  3. Open the OBJ in Bentley View V8i and print to 3D PDF (you can use this method) [13mb]
Step 3 (opening the OBJ) took a long time, but it did work.  I performed this process with superseded Bentley View version (downloaded in 2011).
Download it at:

Some notes:
Limitations of U3D:
Texture mapping is currently limited to only a diffuse map per material…Okino’s Universal-3D (.u3d) 3D File Export Converter

Photoshop 3D capability:
In Photoshop CS5 and CS6, 3D functionality was part of Photoshop Extended. All features in Photoshop Extended are part of Photoshop CC. Photoshop CC does not have a separate Extended offering.

You need photoshop cs3 or later for 3d model importing. It will definitely import a .obj. As mentioned you need acrobat pro or acrobat X to import u3d files to use in a pdf. If you do not have access to cs3 or later there are other alternatives for viewing models. Do you specifically need to have a 3d pdf? If not you can download the .fbx plugin for quicktime, you can then export you scene or model as an fbx and open in quicktime and it will server a a 3d viewer. Thee are also numerous other obj viewers available on the net just look around. Wings 3d is a full modeling app that is free and very lite in size and should be able to open several types of 3d files.
CGTalk – How to covert the 3d model to .u3d and put in to PDF

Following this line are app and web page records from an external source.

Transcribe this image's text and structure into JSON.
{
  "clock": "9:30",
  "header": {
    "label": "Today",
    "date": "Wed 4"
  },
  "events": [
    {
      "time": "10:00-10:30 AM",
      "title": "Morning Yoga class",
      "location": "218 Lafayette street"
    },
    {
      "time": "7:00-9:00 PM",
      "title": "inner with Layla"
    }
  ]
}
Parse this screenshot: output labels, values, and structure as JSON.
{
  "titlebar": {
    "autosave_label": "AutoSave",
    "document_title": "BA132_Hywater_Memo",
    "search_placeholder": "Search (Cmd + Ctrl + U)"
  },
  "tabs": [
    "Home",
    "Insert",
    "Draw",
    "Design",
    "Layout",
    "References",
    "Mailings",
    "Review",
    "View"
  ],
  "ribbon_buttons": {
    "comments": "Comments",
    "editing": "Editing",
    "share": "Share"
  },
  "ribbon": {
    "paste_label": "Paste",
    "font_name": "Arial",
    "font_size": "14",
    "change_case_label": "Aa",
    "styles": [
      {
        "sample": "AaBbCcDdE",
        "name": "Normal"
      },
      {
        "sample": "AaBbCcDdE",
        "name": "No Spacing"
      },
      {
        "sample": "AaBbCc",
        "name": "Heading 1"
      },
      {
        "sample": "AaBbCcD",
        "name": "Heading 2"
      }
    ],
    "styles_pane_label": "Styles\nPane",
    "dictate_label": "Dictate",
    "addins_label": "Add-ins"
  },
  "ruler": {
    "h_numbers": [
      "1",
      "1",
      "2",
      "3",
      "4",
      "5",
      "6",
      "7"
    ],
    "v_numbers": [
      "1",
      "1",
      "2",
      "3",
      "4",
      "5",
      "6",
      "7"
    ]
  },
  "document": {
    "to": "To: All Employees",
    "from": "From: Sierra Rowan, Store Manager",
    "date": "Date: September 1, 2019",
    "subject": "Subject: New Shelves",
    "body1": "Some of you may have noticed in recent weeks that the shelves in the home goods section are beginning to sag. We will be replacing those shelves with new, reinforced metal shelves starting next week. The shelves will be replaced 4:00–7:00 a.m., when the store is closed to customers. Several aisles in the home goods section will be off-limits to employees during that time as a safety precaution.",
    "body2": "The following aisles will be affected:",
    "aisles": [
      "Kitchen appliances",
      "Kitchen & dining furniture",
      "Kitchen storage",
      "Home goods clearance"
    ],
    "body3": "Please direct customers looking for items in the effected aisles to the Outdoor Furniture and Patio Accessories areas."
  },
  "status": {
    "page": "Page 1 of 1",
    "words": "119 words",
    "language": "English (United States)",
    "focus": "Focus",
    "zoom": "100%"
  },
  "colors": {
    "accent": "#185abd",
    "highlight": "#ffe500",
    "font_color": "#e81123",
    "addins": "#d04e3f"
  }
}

Wings 3D can import FBX and export VRML / WRL:
Wings 3D – Wikipedia, the free encyclopedia

Download at http://www.wings3d.com/?page_id=84 (2011 software)

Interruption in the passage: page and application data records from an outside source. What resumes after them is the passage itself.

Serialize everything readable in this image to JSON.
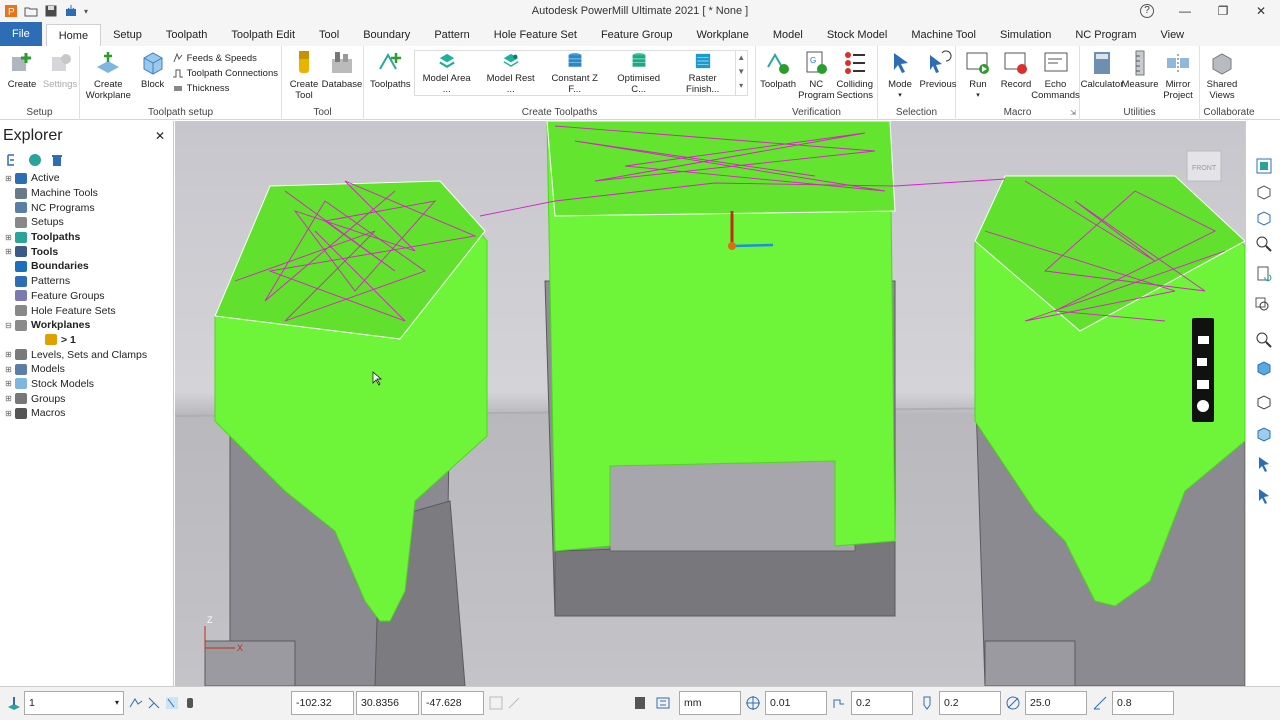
{
  "title_bar": {
    "app_title": "Autodesk PowerMill Ultimate 2021   [ * None ]",
    "help": "?",
    "minimize": "—",
    "restore": "❐",
    "close": "✕"
  },
  "tabs": [
    "File",
    "Home",
    "Setup",
    "Toolpath",
    "Toolpath Edit",
    "Tool",
    "Boundary",
    "Pattern",
    "Hole Feature Set",
    "Feature Group",
    "Workplane",
    "Model",
    "Stock Model",
    "Machine Tool",
    "Simulation",
    "NC Program",
    "View"
  ],
  "active_tab": "Home",
  "ribbon": {
    "setup": {
      "label": "Setup",
      "create": "Create",
      "settings": "Settings"
    },
    "toolpath_setup": {
      "label": "Toolpath setup",
      "create_workplane_1": "Create",
      "create_workplane_2": "Workplane",
      "block": "Block",
      "feeds": "Feeds & Speeds",
      "connections": "Toolpath Connections",
      "thickness": "Thickness"
    },
    "tool": {
      "label": "Tool",
      "create_tool_1": "Create",
      "create_tool_2": "Tool",
      "database": "Database"
    },
    "create_toolpaths": {
      "label": "Create Toolpaths",
      "toolpaths": "Toolpaths",
      "gallery": [
        "Model Area ...",
        "Model Rest ...",
        "Constant Z F...",
        "Optimised C...",
        "Raster Finish..."
      ]
    },
    "verification": {
      "label": "Verification",
      "toolpath": "Toolpath",
      "nc_1": "NC",
      "nc_2": "Program",
      "coll_1": "Colliding",
      "coll_2": "Sections"
    },
    "selection": {
      "label": "Selection",
      "mode": "Mode",
      "previous": "Previous"
    },
    "macro": {
      "label": "Macro",
      "run": "Run",
      "record": "Record",
      "echo_1": "Echo",
      "echo_2": "Commands"
    },
    "utilities": {
      "label": "Utilities",
      "calculator": "Calculator",
      "measure": "Measure",
      "mirror_1": "Mirror",
      "mirror_2": "Project"
    },
    "collaborate": {
      "label": "Collaborate",
      "shared_1": "Shared",
      "shared_2": "Views"
    }
  },
  "explorer": {
    "title": "Explorer",
    "close": "✕",
    "items": [
      {
        "label": "Active",
        "bold": false,
        "icon": "active-icon"
      },
      {
        "label": "Machine Tools",
        "bold": false,
        "icon": "machine-tool-icon"
      },
      {
        "label": "NC Programs",
        "bold": false,
        "icon": "nc-program-icon"
      },
      {
        "label": "Setups",
        "bold": false,
        "icon": "setup-icon"
      },
      {
        "label": "Toolpaths",
        "bold": true,
        "icon": "toolpath-icon"
      },
      {
        "label": "Tools",
        "bold": true,
        "icon": "tool-icon"
      },
      {
        "label": "Boundaries",
        "bold": true,
        "icon": "boundary-icon"
      },
      {
        "label": "Patterns",
        "bold": false,
        "icon": "pattern-icon"
      },
      {
        "label": "Feature Groups",
        "bold": false,
        "icon": "feature-group-icon"
      },
      {
        "label": "Hole Feature Sets",
        "bold": false,
        "icon": "hole-feature-icon"
      },
      {
        "label": "Workplanes",
        "bold": true,
        "icon": "workplane-icon"
      },
      {
        "label": "> 1",
        "bold": true,
        "icon": "workplane-item-icon"
      },
      {
        "label": "Levels, Sets and Clamps",
        "bold": false,
        "icon": "levels-icon"
      },
      {
        "label": "Models",
        "bold": false,
        "icon": "model-icon"
      },
      {
        "label": "Stock Models",
        "bold": false,
        "icon": "stock-model-icon"
      },
      {
        "label": "Groups",
        "bold": false,
        "icon": "group-icon"
      },
      {
        "label": "Macros",
        "bold": false,
        "icon": "macro-icon"
      }
    ]
  },
  "viewport": {
    "viewcube_label": "FRONT",
    "axis_z": "Z",
    "axis_x": "X"
  },
  "status": {
    "workplane": "1",
    "x": "-102.32",
    "y": "30.8356",
    "z": "-47.628",
    "units": "mm",
    "tolerance": "0.01",
    "thickness": "0.2",
    "axial_thickness": "0.2",
    "diameter": "25.0",
    "stepover": "0.8"
  }
}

The two step process is:

  1. Export STL from Revit
  2. Use U3D-2-PDF to turn the STL into a 3D PDF (a one click process).

This is the fourth free method I have posted on how to make 3D PDFs from Revit (go to end of post for the other three).  Pros for this method – quick and easy once you are set up.  Cons – can’t really get materials or colours to show (just geometry).

You will need to setup your environment first.  Here is what you need:
1) The STL Exporter (Revit 2013 version add-in here.)

2) Then, get U3D-2-PDF at:

It requires MeshLab and MiKTeX (see here).  You also need .NET Framework 4 (here if you don’t already have it).

You can get them from:

3) Meshlab software:
4) MiKTeX download at:

(yes to automatic package installs)

Once you have installed all 4 items, then:
Extract and Run U3D-2-PDF.exe.  You will need to specify some paths like:
“C:Program Files (x86)MiKTeX 2.9miktexbinpdflatex.exe”
“C:Program FilesVCGMeshLabmeshlabserver.exe”

Select a source STL or WRL, then an output PDF filename and click Start.  Once finished, click Open PDF.

If you want additional steps, you can go Suite Workflows to Max, then from there out to STL or WRML.
NOTE:  if you do go to Max first, then Topography WILL be included in the 3D PDF.  If you don’t go out to Max, then it won’t (because the Revit STL Exporter will not pick up topography properly.)

I got some clues from an explanatory PDF via download at:
Generate U3D files from STL models for making multilayer 3D PDF figures

Once a U3D file has been created, there are two basic options to convert the U3D files into PDF format. One requires the commercial Adobe Acrobat Pro software (versions 7, 8, 9, or X all include the required functionality), while the other option uses the free open-source LaTeX software package (MiKTeK and the movie15 package) to compile the final PDF. Both these options use a .U3D file of the model in order to generate the 3D figure. However, U3D files are not very easy to create directly.

Instead, an IDTF file must be created, and that is in turn converted into a Universal 3D (.U3D) file. Fortunately, the IDTF to U3D converter is freely available (sourceforge.net u3d). Unfortunately, the free software comes as a fairly large download (U3D_A_061228_5.zip, 2007-01-16, 36.3 MB).  

Previous methods:

  1. Using the i-model plugin
  2. Converting a DWF,
  3. Revit to OBJ to DAZ Studio to U3D to Adobe 3D PDF
  4. The method described above